Report an accessibility problem

Recent Advances on Compressed Sensing and Matrix Completion
Ming-Jun Lai, professor
Department of Mathematics, University of Georgia

Monday, February 4, 2013
10:30-11:30 a.m.
Brickyard 210 [map]
Download the flier

This talk starts with a motivation on how to recover a low-rank matrix from a small number of its linear measurements, e.g., a subset of its entries. As such a problem shares many common features with the recent study of recovering sparse vectors in compressed sensing; Lai will give a quick review of some most updated research results on sparse vector recovery and matrix completion. The discussion will move on to an explanation of an unconstrained Lq minimization approach and an iteratively reweighted algorithm for recovering sparse vectors as well as for recovering low-rank matrices. A convergence analysis of these iterative algorithms will be given. The talk will end with a presentation of some numerical results for recovering images from their random sampling entries without and with noises.

Ming-Jun Lai is a full professor of Department of Mathematics at the University of Georgia. He received his B.S. from Hangzhou University, China, in 1982 and his Ph.D. from Texas A&M University in 1989. After his Ph.D., he was an instructor at University of Utah, Salt Lake City during 1989-1992. He became an assistant professor at University of Georgia in 1992. Then he was promoted to associate professor in 1995. He has been a full professor since 2000. He has several specializations: approximation theory, compressed sensing, mathematical image analysis, multivariate splines, numerical analysis, numerical solution of partial differential equations, wavelet and frame analysis. He published a monograph on spline functions over triangulations in 2007.

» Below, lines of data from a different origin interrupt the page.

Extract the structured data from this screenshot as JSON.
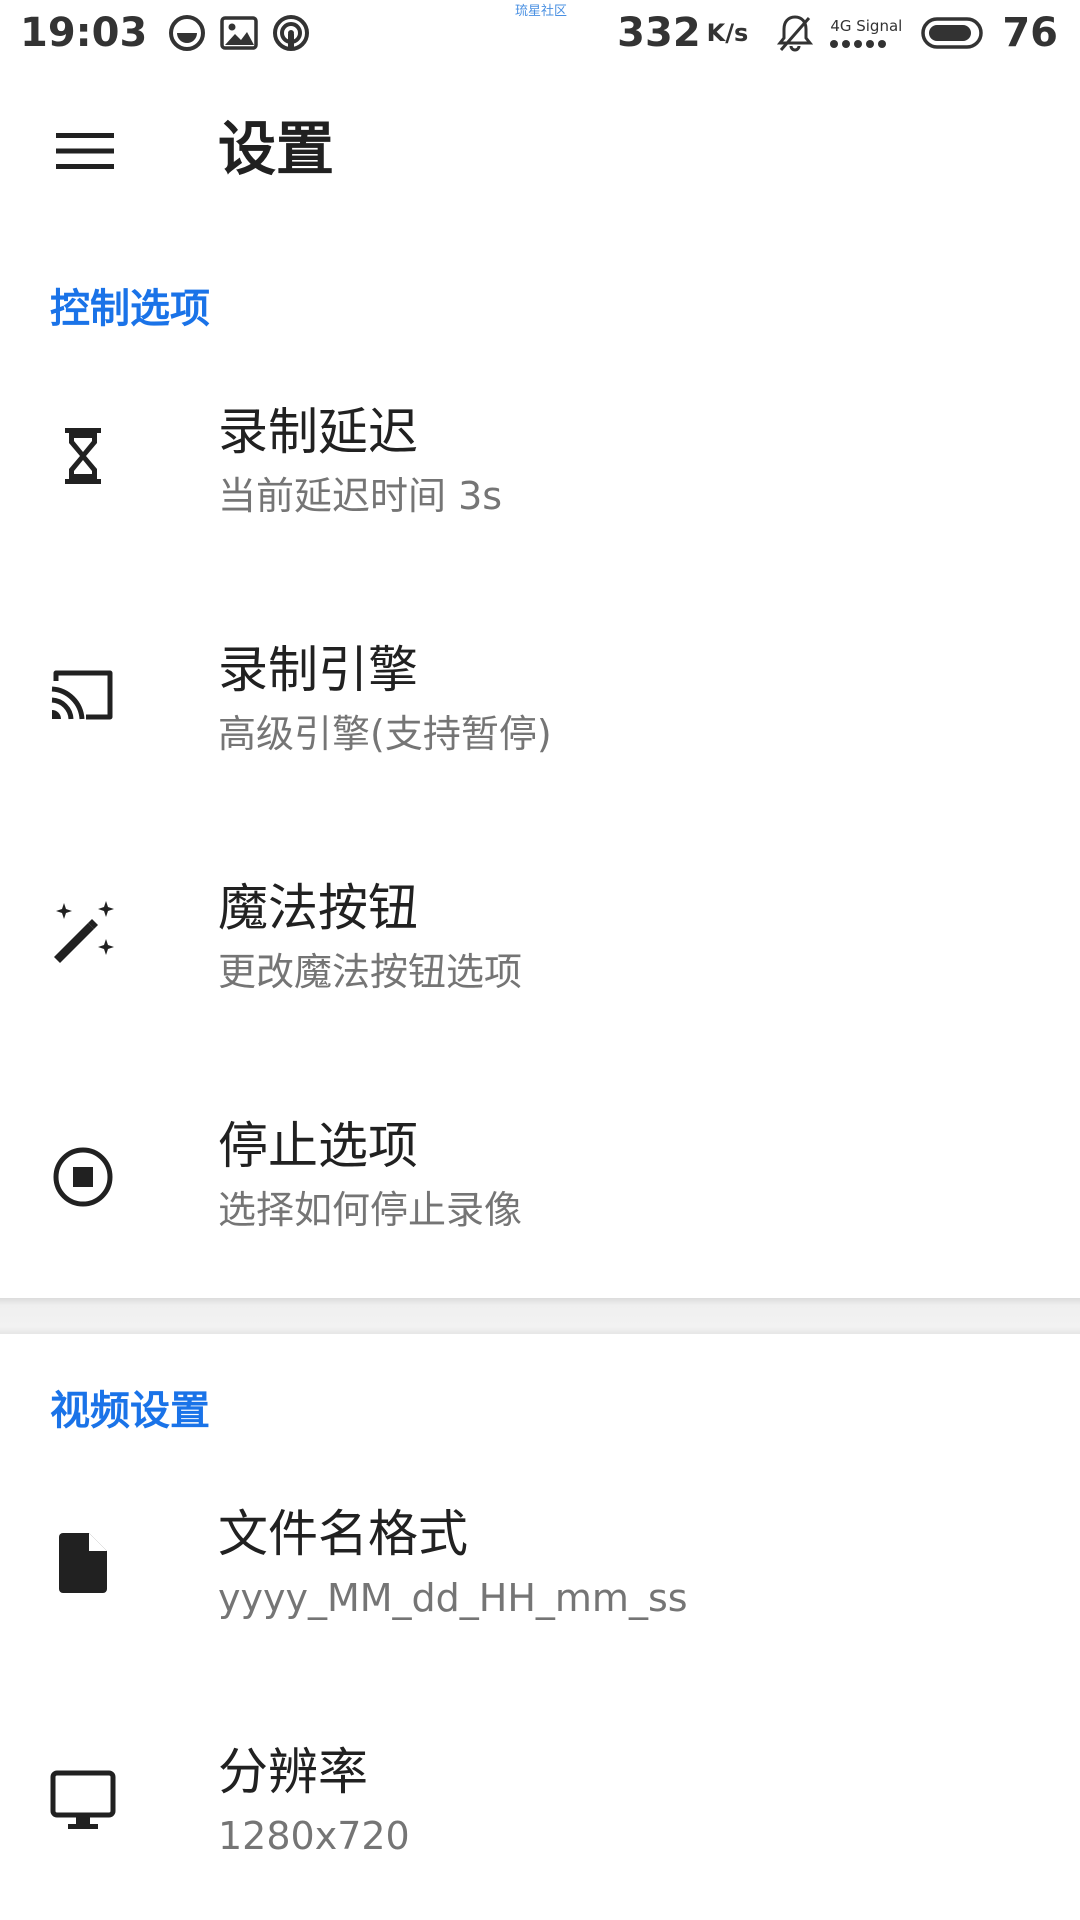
{
  "status_bar": {
    "time": "19:03",
    "network_speed": "332",
    "network_speed_unit": "K/s",
    "signal_label": "4G Signal",
    "battery": "76",
    "watermark": "琉星社区"
  },
  "toolbar": {
    "title": "设置",
    "menu_icon": "hamburger-menu-icon"
  },
  "sections": {
    "control": {
      "header": "控制选项",
      "items": [
        {
          "title": "录制延迟",
          "summary": "当前延迟时间 3s",
          "icon": "hourglass-icon"
        },
        {
          "title": "录制引擎",
          "summary": "高级引擎(支持暂停)",
          "icon": "cast-icon"
        },
        {
          "title": "魔法按钮",
          "summary": "更改魔法按钮选项",
          "icon": "magic-wand-icon"
        },
        {
          "title": "停止选项",
          "summary": "选择如何停止录像",
          "icon": "stop-circle-icon"
        }
      ]
    },
    "video": {
      "header": "视频设置",
      "items": [
        {
          "title": "文件名格式",
          "summary": "yyyy_MM_dd_HH_mm_ss",
          "icon": "file-icon"
        },
        {
          "title": "分辨率",
          "summary": "1280x720",
          "icon": "monitor-icon"
        }
      ]
    }
  },
  "colors": {
    "accent": "#1a73e8",
    "title_text": "#212121",
    "summary_text": "#757575",
    "background": "#ffffff"
  }
}
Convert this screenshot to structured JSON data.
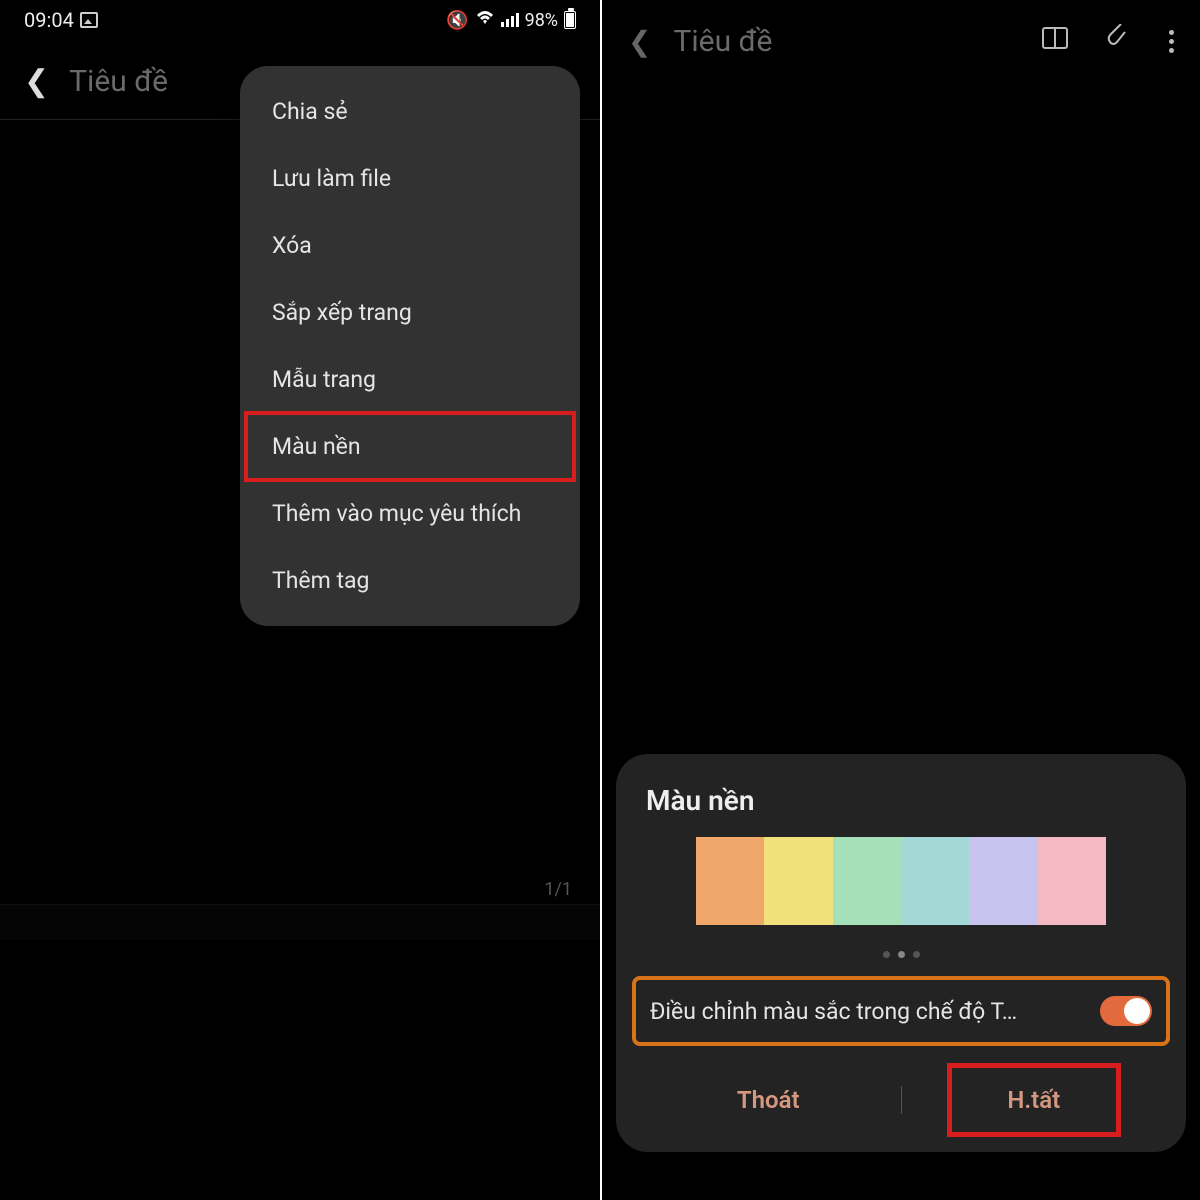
{
  "left": {
    "status": {
      "time": "09:04",
      "battery": "98%"
    },
    "title": "Tiêu đề",
    "menu": [
      "Chia sẻ",
      "Lưu làm file",
      "Xóa",
      "Sắp xếp trang",
      "Mẫu trang",
      "Màu nền",
      "Thêm vào mục yêu thích",
      "Thêm tag"
    ],
    "pagecount": "1/1"
  },
  "right": {
    "title": "Tiêu đề",
    "sheet_title": "Màu nền",
    "swatches": [
      "#f0a76a",
      "#f2e07d",
      "#a6e0b8",
      "#a3d8d6",
      "#c7c3ef",
      "#f4b9c3"
    ],
    "toggle_label": "Điều chỉnh màu sắc trong chế độ T…",
    "action_cancel": "Thoát",
    "action_done": "H.tất"
  }
}
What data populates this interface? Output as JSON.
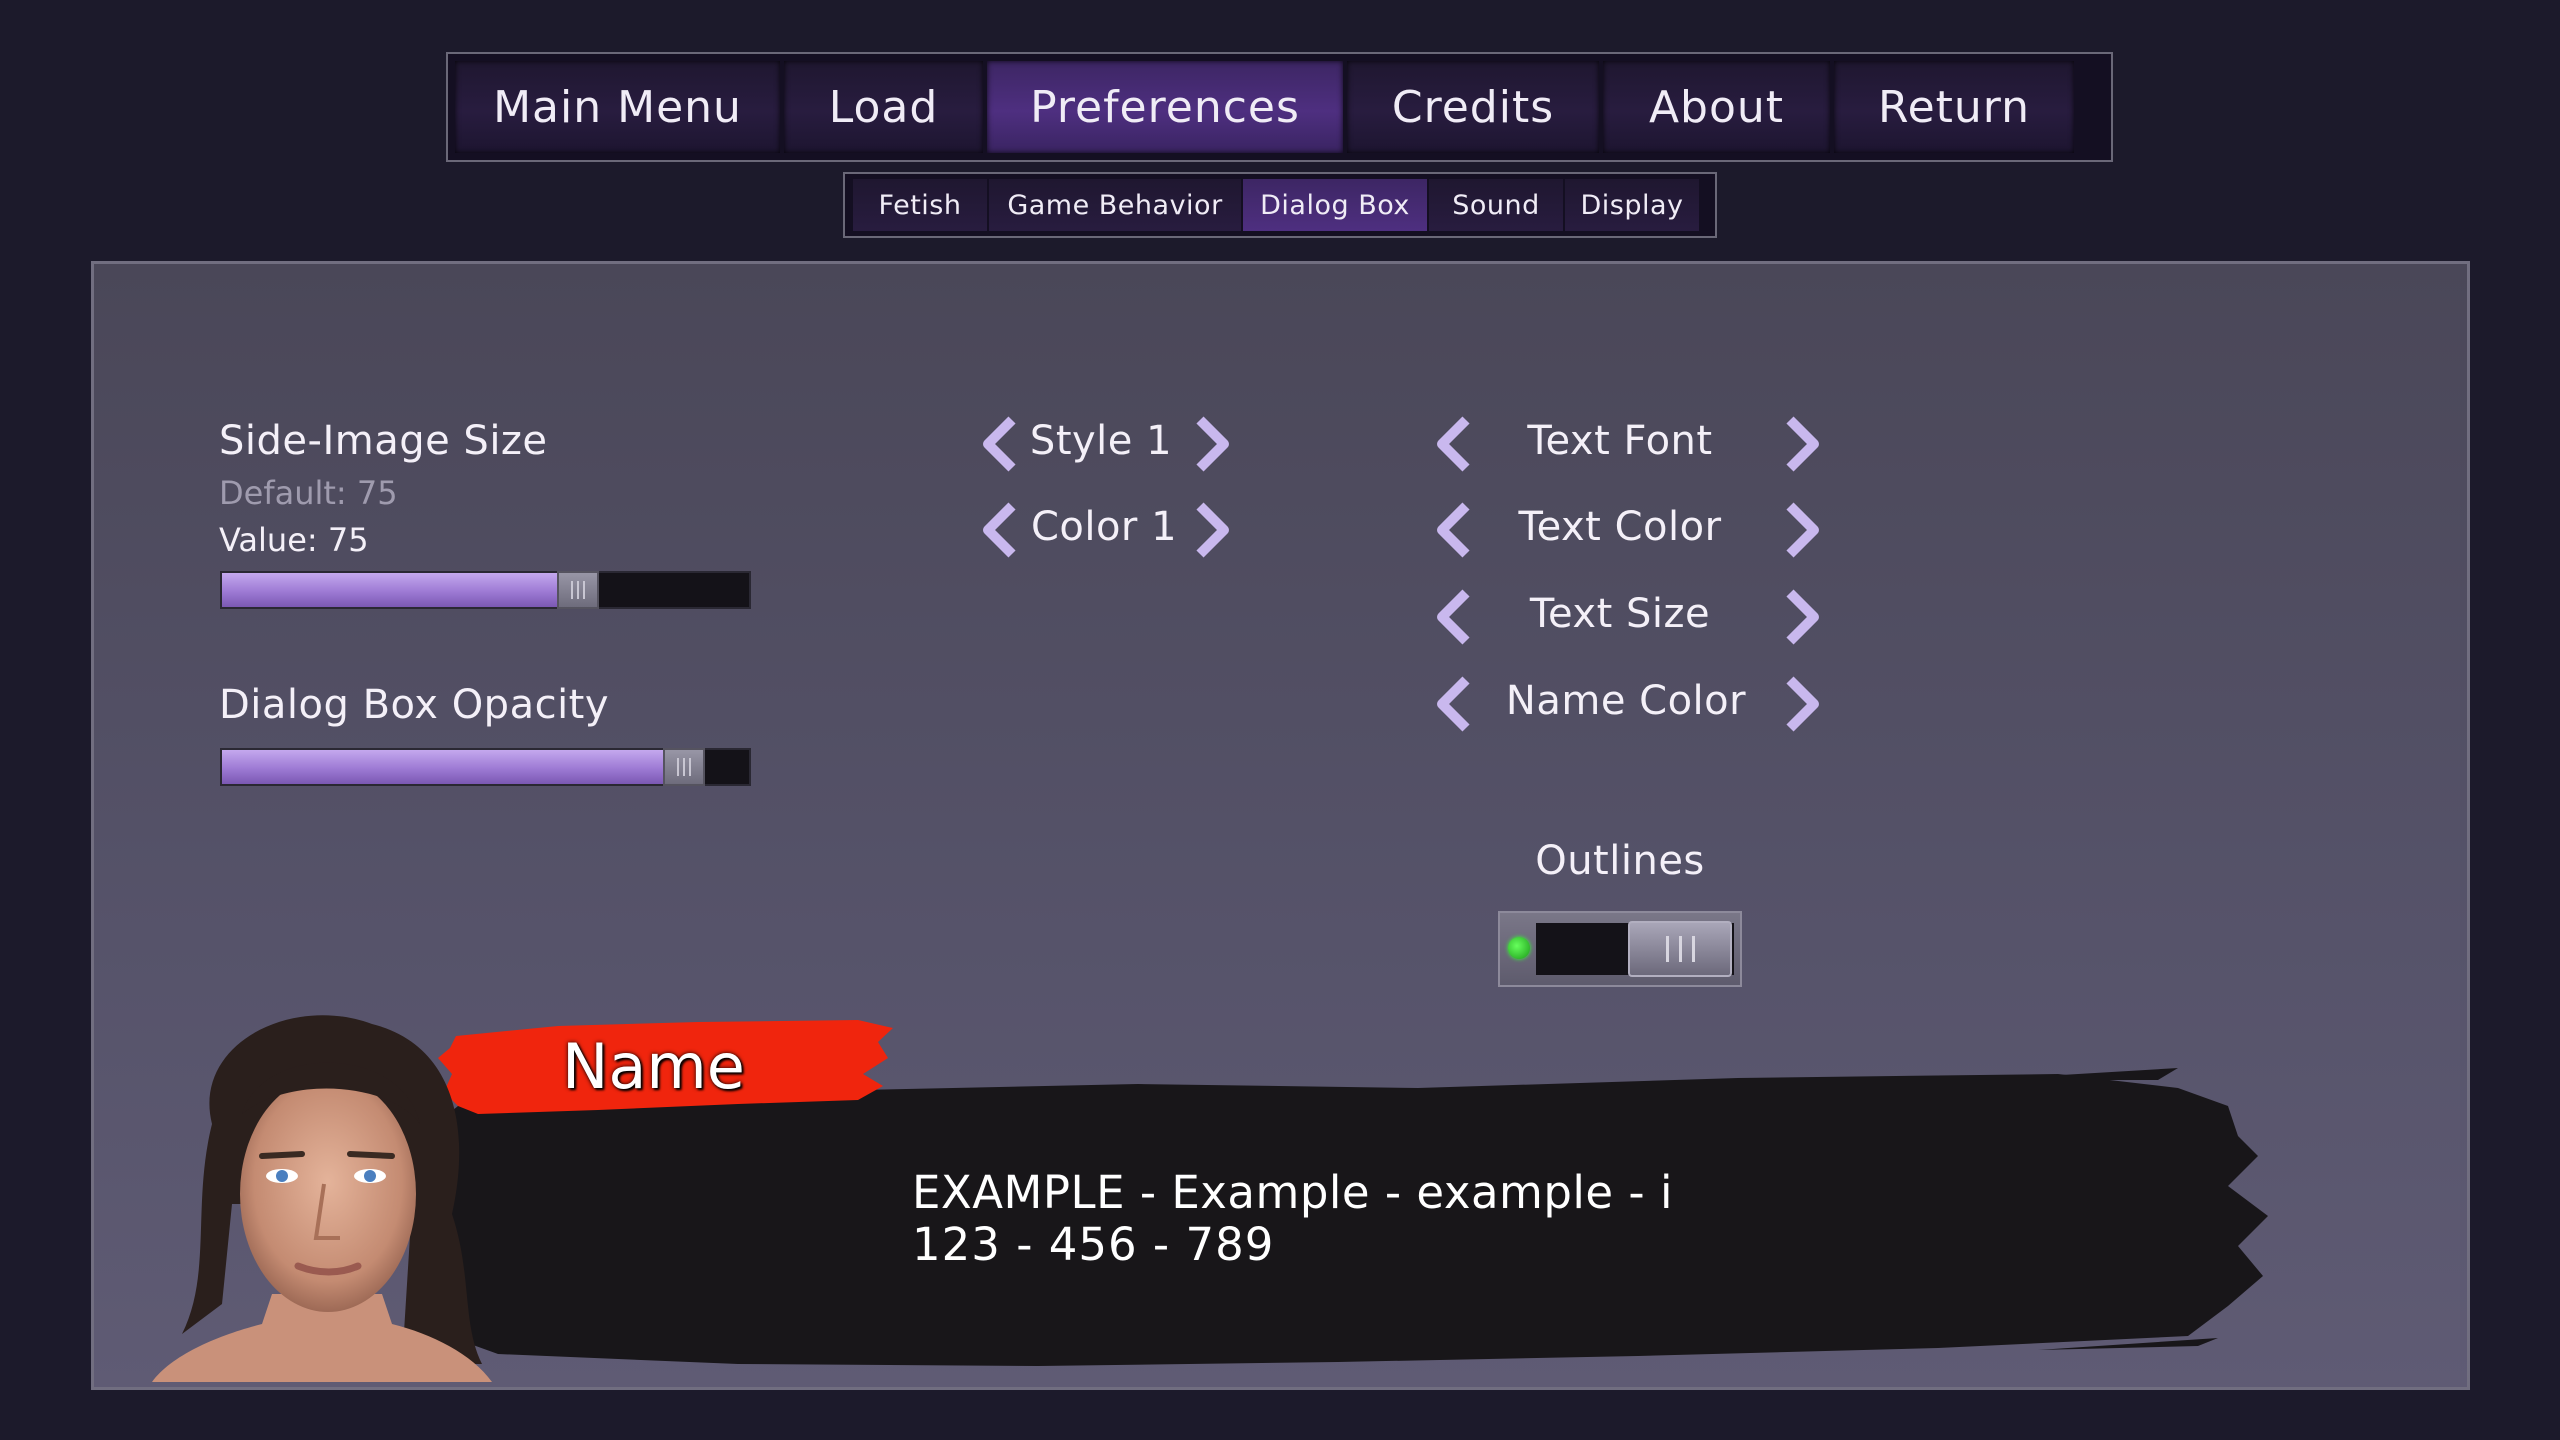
{
  "main_nav": [
    {
      "label": "Main Menu",
      "active": false
    },
    {
      "label": "Load",
      "active": false
    },
    {
      "label": "Preferences",
      "active": true
    },
    {
      "label": "Credits",
      "active": false
    },
    {
      "label": "About",
      "active": false
    },
    {
      "label": "Return",
      "active": false
    }
  ],
  "sub_nav": [
    {
      "label": "Fetish",
      "active": false
    },
    {
      "label": "Game Behavior",
      "active": false
    },
    {
      "label": "Dialog Box",
      "active": true
    },
    {
      "label": "Sound",
      "active": false
    },
    {
      "label": "Display",
      "active": false
    }
  ],
  "side_image": {
    "label": "Side-Image Size",
    "default_text": "Default: 75",
    "value_text": "Value: 75",
    "level_percent": 69
  },
  "opacity": {
    "label": "Dialog Box Opacity",
    "level_percent": 91
  },
  "box_options": {
    "style": "Style 1",
    "color": "Color 1"
  },
  "text_options": {
    "font": "Text Font",
    "color": "Text Color",
    "size": "Text Size",
    "name_color": "Name Color"
  },
  "outlines": {
    "label": "Outlines",
    "enabled": true
  },
  "preview": {
    "name": "Name",
    "line1": "EXAMPLE - Example - example - i",
    "line2": "123 - 456 - 789"
  },
  "colors": {
    "accent": "#a584dc",
    "name_plate": "#f0250d",
    "panel": "#514e63",
    "background": "#1c1a2b"
  }
}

This invited talk is hosted by  Jieping Ye.


Comments are closed.

  • Features

  • Follow us on Twitter

  • Fulton Engineering on Social Media

  • In the Loop

    In the Loop is an online news site for the faculty and staff of the Fulton Schools of Engineering at ASU.